Mary: Yeah, I often hear like leave your ego at the door. Coming into an IEP meeting or a collaboration meeting at all. And I like your answer to the advocacy question, really. Just keep bringing it back to this particular student and this particular family. You know, I said it in one of my recent interviews is the parent may only have one seat at the table and there may be. Six or eight professionals, but they should have 50% say at least they are the ones that are in it for the long run. And we have to not just consider the child, but also the family values and what the family wants, no matter who they are.

Dr. Williams: Yeah, absolutely. I've always was told that your clients is everyone. It's not just the individual that who's receiving services, it's the family, it's the parents, it's the caregivers, it's the grandma. It's whoever is part of that process. And if you look at it that way in a more broad setting, then you're realizing that, okay, it's the whole you're looking at the whole person and not just compartmentalizing certain things.

Mary: Yeah, yeah, great. Okay. Well, this has been super helpful, I'm sure, to listeners. It's been a great discussion. Hearing your insights there, I'm really glad that you've been able to be on the show and I like to end each podcast the same way. So part of my podcast goals are not to just help the kids, but also to help the parents and professionals listening be less stressed and lead happier lives. So what tips do you have? Self-care tips, stress reduction methods that you use for yourself to keep your stress at bay and to lead to happiness.

Dr. Williams: Now music is number one. It is always my number one go-to. I listen to a wide range of music, just being able to clean my house and have the music on, sit in my car with the music on. That's number one. But the one thing that I have found that I absolutely love is getting a massage. I have a monthly subscription or prescription to a place. I get a massage. And the reason why I love it is because I'm completely shut off. It's just the phone's gone. The computer's gone, everything's gone. I get a massage, and it's my 45 minutes of just silence, and that is my best thing. Obviously, exercise is always great and fun, but music and massage for me that's always been my go tos. Besides of obviously hanging out with my family and just cutting off work talk.

Mary: Well, I love that. That's a unique response. I had never had a massage. I mean, I have had massages, but I've never had that as an answer. I think that's a great idea for both parents and professionals. So I love that. Thanks so much for your time today. Everybody join Dr. Sarah Nicole. And so it's Doc Sarah Nicole on TikTok, Instagram and her website. We'll link everything on the show notes, but I will be following you. I'm going to try to duet you soon and I'm newer to TikTok, but I plan to collaborate with you in the future and I look forward to seeing where you go. You're. You're such a dynamo in the field and it's been a pleasure.

Dr. Williams: Awesome. Thank you so much for having me. This has been amazing.

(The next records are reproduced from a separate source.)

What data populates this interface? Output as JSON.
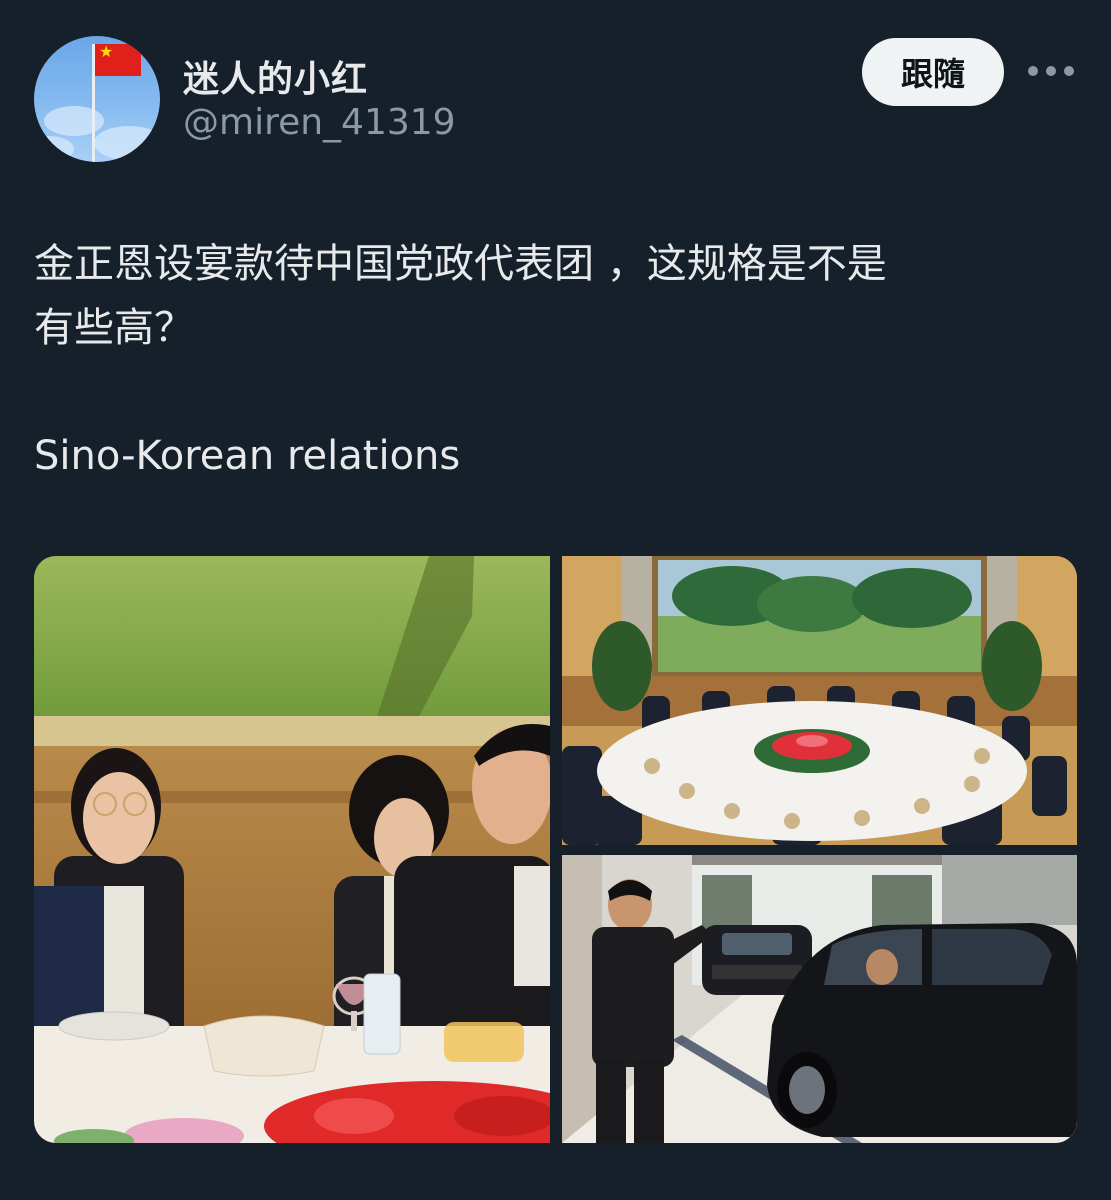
{
  "user": {
    "display_name": "迷人的小红",
    "handle": "@miren_41319",
    "avatar_icon": "chinese-flag-avatar"
  },
  "actions": {
    "follow_label": "跟隨",
    "more_icon": "ellipsis-icon"
  },
  "post": {
    "text_line1": "金正恩设宴款待中国党政代表团 ，这规格是不是",
    "text_line2": "有些高？",
    "text_line3": "Sino-Korean relations"
  },
  "colors": {
    "background": "#15202b",
    "text_primary": "#e7e9ea",
    "text_secondary": "#8b98a5",
    "follow_bg": "#eff3f4"
  }
}
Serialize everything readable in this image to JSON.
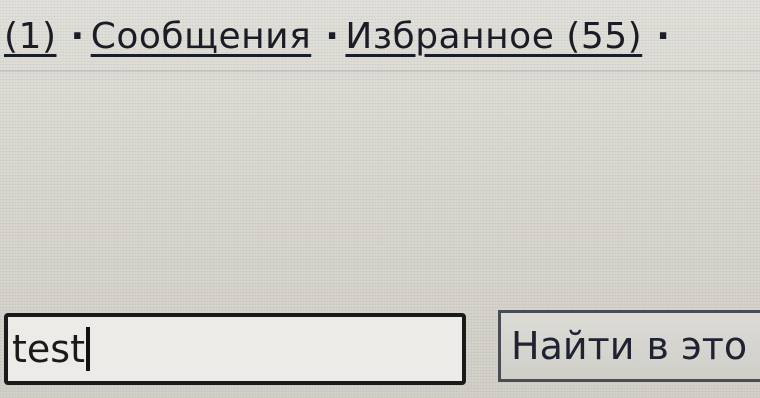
{
  "nav": {
    "link_partial": "(1)",
    "separator": "·",
    "messages": "Сообщения",
    "favorites": "Избранное (55)"
  },
  "search": {
    "value": "test",
    "button_label": "Найти в это"
  }
}
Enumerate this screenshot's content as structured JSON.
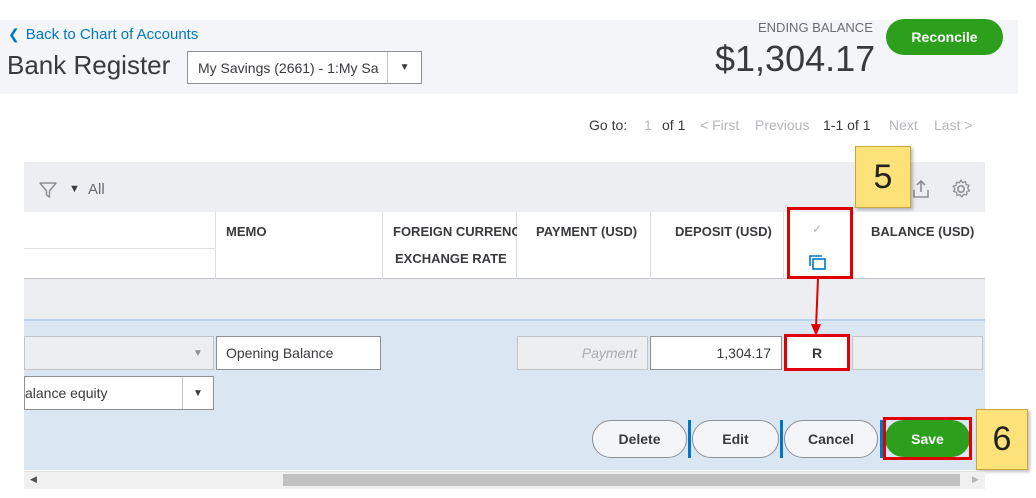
{
  "header": {
    "back_link": "Back to Chart of Accounts",
    "title": "Bank Register",
    "account_select": "My Savings (2661) - 1:My Sa",
    "ending_balance_label": "ENDING BALANCE",
    "ending_balance_value": "$1,304.17",
    "reconcile_label": "Reconcile"
  },
  "pager": {
    "goto_label": "Go to:",
    "page_input": "1",
    "of_pages": "of 1",
    "first": "< First",
    "previous": "Previous",
    "range": "1-1 of 1",
    "next": "Next",
    "last": "Last >"
  },
  "toolbar": {
    "filter_value": "All"
  },
  "columns": {
    "memo": "MEMO",
    "foreign_currency": "FOREIGN CURRENC",
    "exchange_rate": "EXCHANGE RATE",
    "payment": "PAYMENT (USD)",
    "deposit": "DEPOSIT (USD)",
    "balance": "BALANCE (USD)"
  },
  "edit_row": {
    "memo_value": "Opening Balance",
    "payment_placeholder": "Payment",
    "deposit_value": "1,304.17",
    "reconcile_status": "R",
    "account_value": "alance equity"
  },
  "actions": {
    "delete": "Delete",
    "edit": "Edit",
    "cancel": "Cancel",
    "save": "Save"
  },
  "callouts": {
    "step5": "5",
    "step6": "6"
  },
  "icons": {
    "back": "chevron-left-icon",
    "filter": "funnel-icon",
    "export": "export-icon",
    "settings": "gear-icon",
    "check": "checkmark-icon",
    "copy": "copy-icon"
  },
  "colors": {
    "brand_green": "#2ca01c",
    "link_blue": "#0077c5",
    "highlight_red": "#e00000",
    "callout_yellow": "#fde27a"
  }
}
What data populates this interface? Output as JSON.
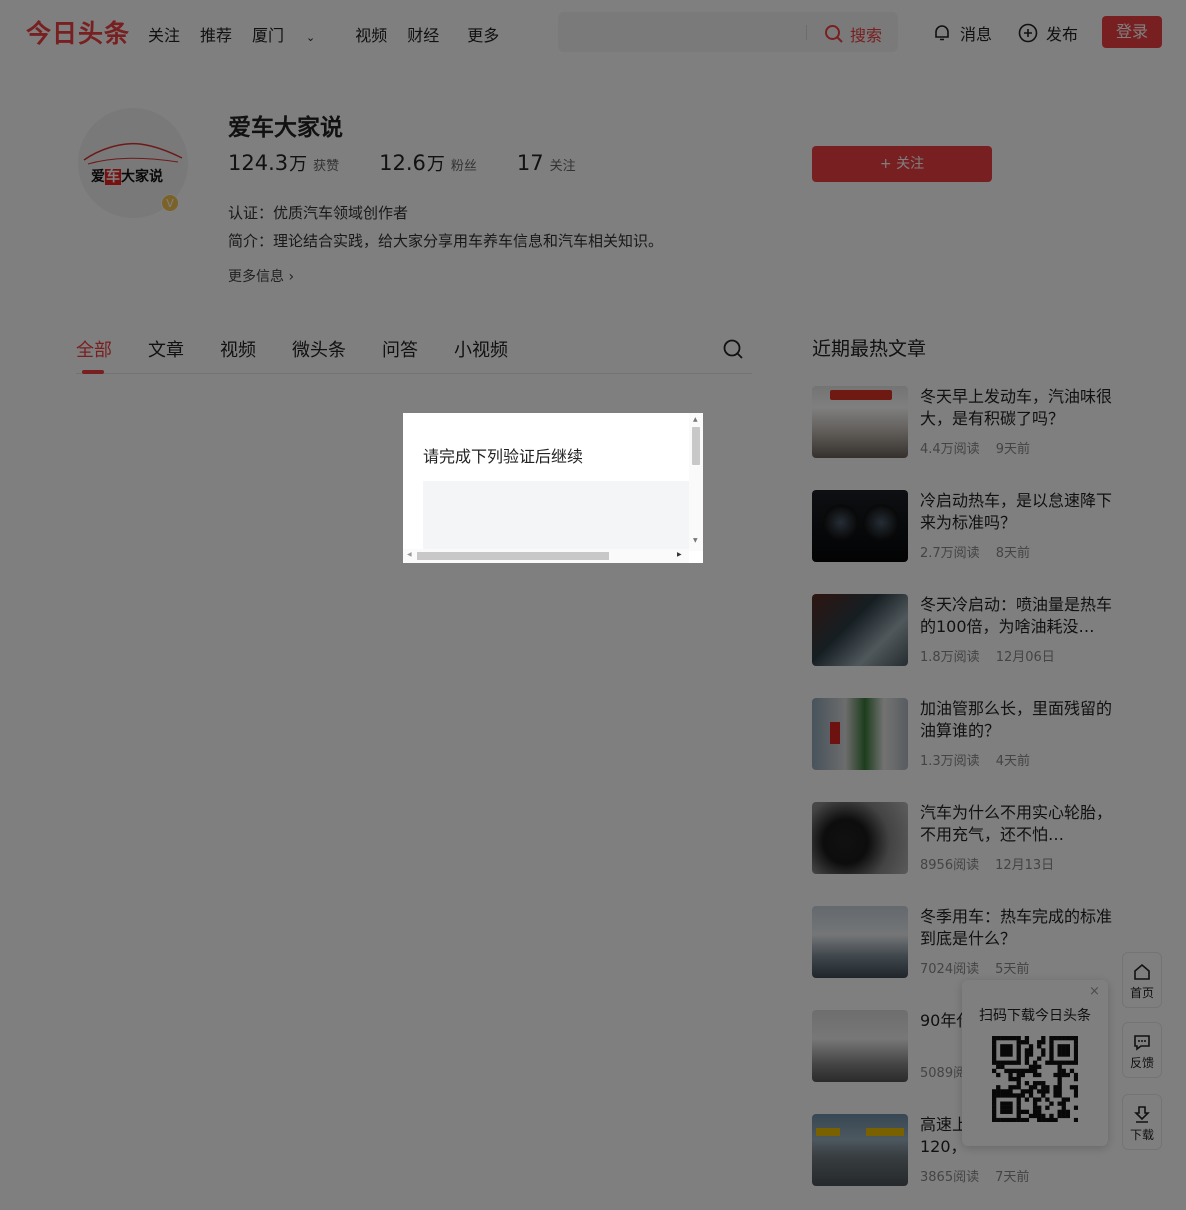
{
  "header": {
    "logo": "今日头条",
    "nav": [
      "关注",
      "推荐",
      "厦门",
      "视频",
      "财经"
    ],
    "nav_more": "更多",
    "search_button": "搜索",
    "messages": "消息",
    "publish": "发布",
    "login": "登录"
  },
  "profile": {
    "name": "爱车大家说",
    "avatar_text_prefix": "爱",
    "avatar_text_highlight": "车",
    "avatar_text_suffix": "大家说",
    "badge": "V",
    "likes_num": "124.3",
    "likes_unit": "万",
    "likes_label": "获赞",
    "fans_num": "12.6",
    "fans_unit": "万",
    "fans_label": "粉丝",
    "following_num": "17",
    "following_label": "关注",
    "follow_button": "+ 关注",
    "certification": "认证：优质汽车领域创作者",
    "intro": "简介：理论结合实践，给大家分享用车养车信息和汽车相关知识。",
    "more_info": "更多信息 ›"
  },
  "tabs": [
    "全部",
    "文章",
    "视频",
    "微头条",
    "问答",
    "小视频"
  ],
  "hot": {
    "title": "近期最热文章",
    "articles": [
      {
        "title": "冬天早上发动车，汽油味很大，是有积碳了吗？",
        "reads": "4.4万阅读",
        "time": "9天前"
      },
      {
        "title": "冷启动热车，是以怠速降下来为标准吗？",
        "reads": "2.7万阅读",
        "time": "8天前"
      },
      {
        "title": "冬天冷启动：喷油量是热车的100倍，为啥油耗没…",
        "reads": "1.8万阅读",
        "time": "12月06日"
      },
      {
        "title": "加油管那么长，里面残留的油算谁的？",
        "reads": "1.3万阅读",
        "time": "4天前"
      },
      {
        "title": "汽车为什么不用实心轮胎，不用充气，还不怕…",
        "reads": "8956阅读",
        "time": "12月13日"
      },
      {
        "title": "冬季用车：热车完成的标准到底是什么？",
        "reads": "7024阅读",
        "time": "5天前"
      },
      {
        "title": "90年代 雾灯，",
        "reads": "5089阅读",
        "time": ""
      },
      {
        "title": "高速上 里，时速100和120，",
        "reads": "3865阅读",
        "time": "7天前"
      }
    ]
  },
  "side_tools": {
    "home": "首页",
    "feedback": "反馈",
    "download": "下载"
  },
  "qr_popup": {
    "title": "扫码下载今日头条",
    "close": "×"
  },
  "modal": {
    "title": "请完成下列验证后继续"
  }
}
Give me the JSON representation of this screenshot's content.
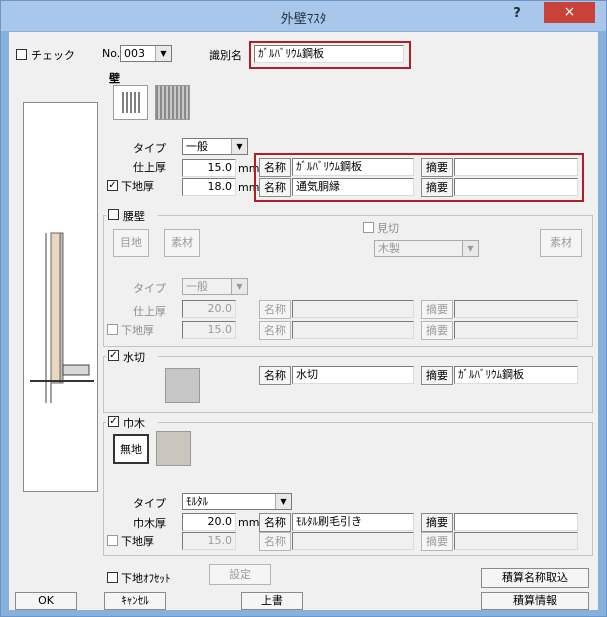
{
  "window": {
    "title": "外壁ﾏｽﾀ",
    "help_label": "?",
    "close_label": "×"
  },
  "header": {
    "check_label": "チェック",
    "check_checked": false,
    "no_label": "No.",
    "no_value": "003",
    "id_label": "識別名",
    "id_value": "ｶﾞﾙﾊﾞﾘｳﾑ鋼板"
  },
  "wall": {
    "label": "壁",
    "type_label": "タイプ",
    "type_value": "一般",
    "finish_thickness_label": "仕上厚",
    "finish_thickness_value": "15.0",
    "base_thickness_label": "下地厚",
    "base_thickness_value": "18.0",
    "base_checked": true,
    "unit": "mm",
    "name_label": "名称",
    "summary_label": "摘要",
    "finish_name": "ｶﾞﾙﾊﾞﾘｳﾑ鋼板",
    "finish_summary": "",
    "base_name": "通気胴縁",
    "base_summary": ""
  },
  "wainscot": {
    "label": "腰壁",
    "checked": false,
    "joint_button": "目地",
    "material_button": "素材",
    "mikiri_label": "見切",
    "mikiri_checked": false,
    "mikiri_select": "木製",
    "mikiri_material_button": "素材",
    "type_label": "タイプ",
    "type_value": "一般",
    "finish_thickness_label": "仕上厚",
    "finish_thickness_value": "20.0",
    "base_thickness_label": "下地厚",
    "base_thickness_value": "15.0",
    "base_checked": false,
    "name_label": "名称",
    "summary_label": "摘要",
    "finish_name": "",
    "finish_summary": "",
    "base_name": "",
    "base_summary": ""
  },
  "water_cut": {
    "label": "水切",
    "checked": true,
    "name_label": "名称",
    "name_value": "水切",
    "summary_label": "摘要",
    "summary_value": "ｶﾞﾙﾊﾞﾘｳﾑ鋼板"
  },
  "baseboard": {
    "label": "巾木",
    "checked": true,
    "plain_button": "無地",
    "type_label": "タイプ",
    "type_value": "ﾓﾙﾀﾙ",
    "thickness_label": "巾木厚",
    "thickness_value": "20.0",
    "unit": "mm",
    "base_thickness_label": "下地厚",
    "base_thickness_value": "15.0",
    "base_checked": false,
    "name_label": "名称",
    "name_value": "ﾓﾙﾀﾙ刷毛引き",
    "summary_label": "摘要",
    "summary_value": "",
    "base_name": "",
    "base_summary": ""
  },
  "footer": {
    "offset_label": "下地ｵﾌｾｯﾄ",
    "offset_checked": false,
    "settings_button": "設定",
    "estimate_import_button": "積算名称取込",
    "ok_button": "OK",
    "cancel_button": "ｷｬﾝｾﾙ",
    "overwrite_button": "上書",
    "estimate_info_button": "積算情報"
  },
  "icons": {
    "check_mark": "✓",
    "dropdown_arrow": "▼"
  },
  "colors": {
    "highlight_border": "#b01e2a",
    "title_bar": "#a9c7ea",
    "close_button": "#c9423a"
  }
}
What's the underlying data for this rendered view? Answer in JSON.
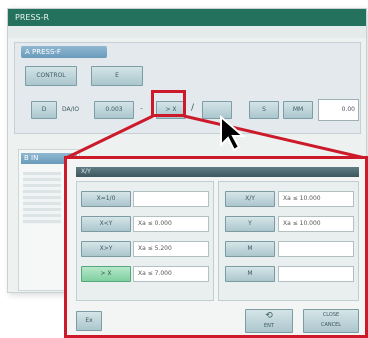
{
  "window": {
    "title": "PRESS-R",
    "sub_icon": ""
  },
  "panel": {
    "header": "A PRESS-F",
    "row1": {
      "btn1": "CONTROL",
      "btn2": "E"
    },
    "row2": {
      "btn_left": "D",
      "label": "DA/IO",
      "btn_value": "0.003",
      "btn_hl": "> X",
      "btn_empty": "",
      "btn_s": "S",
      "btn_mm": "MM",
      "field_value": "0.00"
    }
  },
  "panel2": {
    "header": "B IN"
  },
  "popup": {
    "title": "X/Y",
    "left": [
      {
        "btn": "X=1/0",
        "text": ""
      },
      {
        "btn": "X<Y",
        "text": "Xa   ≤ 0.000"
      },
      {
        "btn": "X>Y",
        "text": "Xa   ≤ 5.200"
      },
      {
        "btn": "> X",
        "text": "Xa   ≤ 7.000",
        "selected": true
      }
    ],
    "right": [
      {
        "btn": "X/Y",
        "text": "Xa   ≤ 10.000"
      },
      {
        "btn": "Y",
        "text": "Xa   ≤ 10.000"
      },
      {
        "btn": "M",
        "text": ""
      },
      {
        "btn": "M",
        "text": ""
      }
    ],
    "footer": {
      "left": "Ex",
      "ok": "OK",
      "ok_sub": "ENT",
      "cancel": "CLOSE",
      "cancel_sub": "CANCEL"
    }
  },
  "colors": {
    "accent_red": "#cc1a2b",
    "title_green": "#24715d",
    "selected_green": "#7fcf9f"
  }
}
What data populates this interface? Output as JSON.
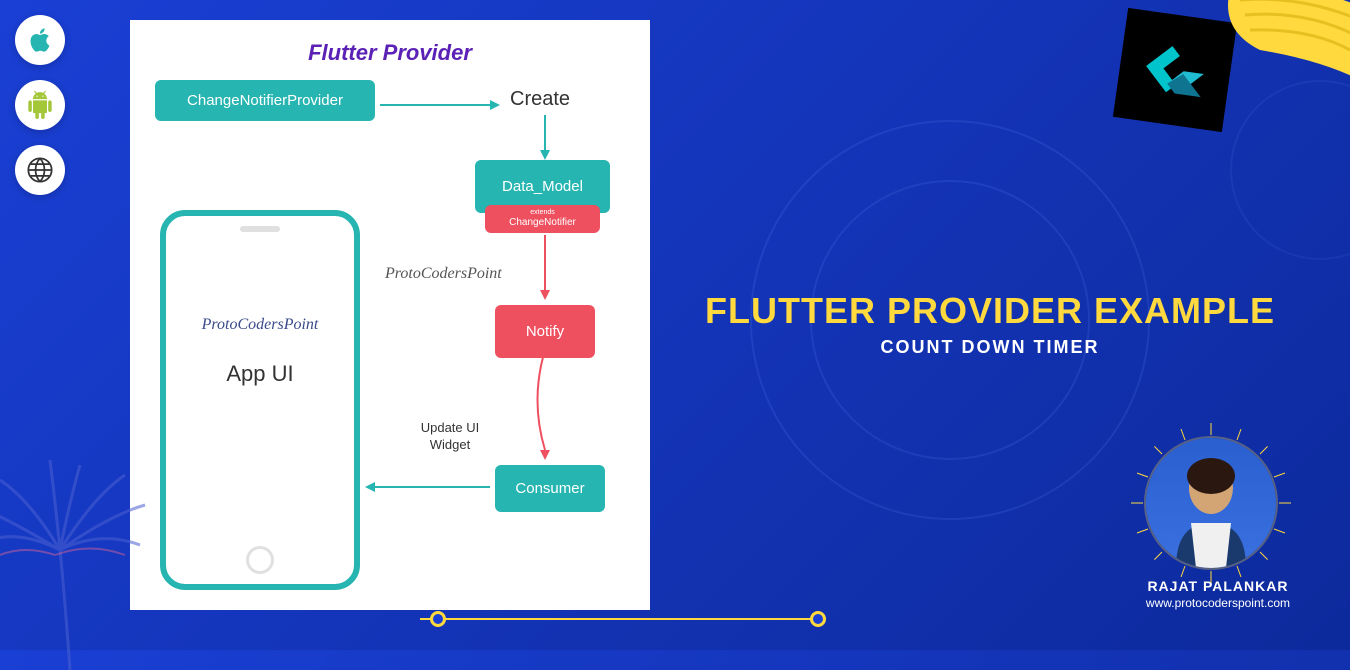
{
  "diagram": {
    "title": "Flutter Provider",
    "box_cnp": "ChangeNotifierProvider",
    "label_create": "Create",
    "box_datamodel": "Data_Model",
    "box_extends": "extends",
    "box_changenotifier": "ChangeNotifier",
    "label_watermark": "ProtoCodersPoint",
    "box_notify": "Notify",
    "label_update": "Update UI Widget",
    "box_consumer": "Consumer",
    "phone_brand": "ProtoCodersPoint",
    "phone_app": "App UI"
  },
  "hero": {
    "title": "FLUTTER PROVIDER EXAMPLE",
    "subtitle": "COUNT DOWN TIMER"
  },
  "author": {
    "name": "RAJAT PALANKAR",
    "site": "www.protocoderspoint.com"
  },
  "icons": {
    "apple": "apple-icon",
    "android": "android-icon",
    "web": "globe-icon"
  }
}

Mary: If you're a parent or an autism professional and enjoy listening to this podcast, you have to come check out my online course and community where we take all of this material and we apply it. You'll learn life changing strategies to get your child or clients to reach their fullest potential. Join me for a free online workshop at Mary Barbera dot com forward slash workshop where you can learn how to avoid common mistakes. You can see videos of me working with kids with and without autism, and you can learn more about joining my online course and community at a very special discount. Once again, go to Mary Barbara dot com forward slash workshop for all the details I hope to see you there.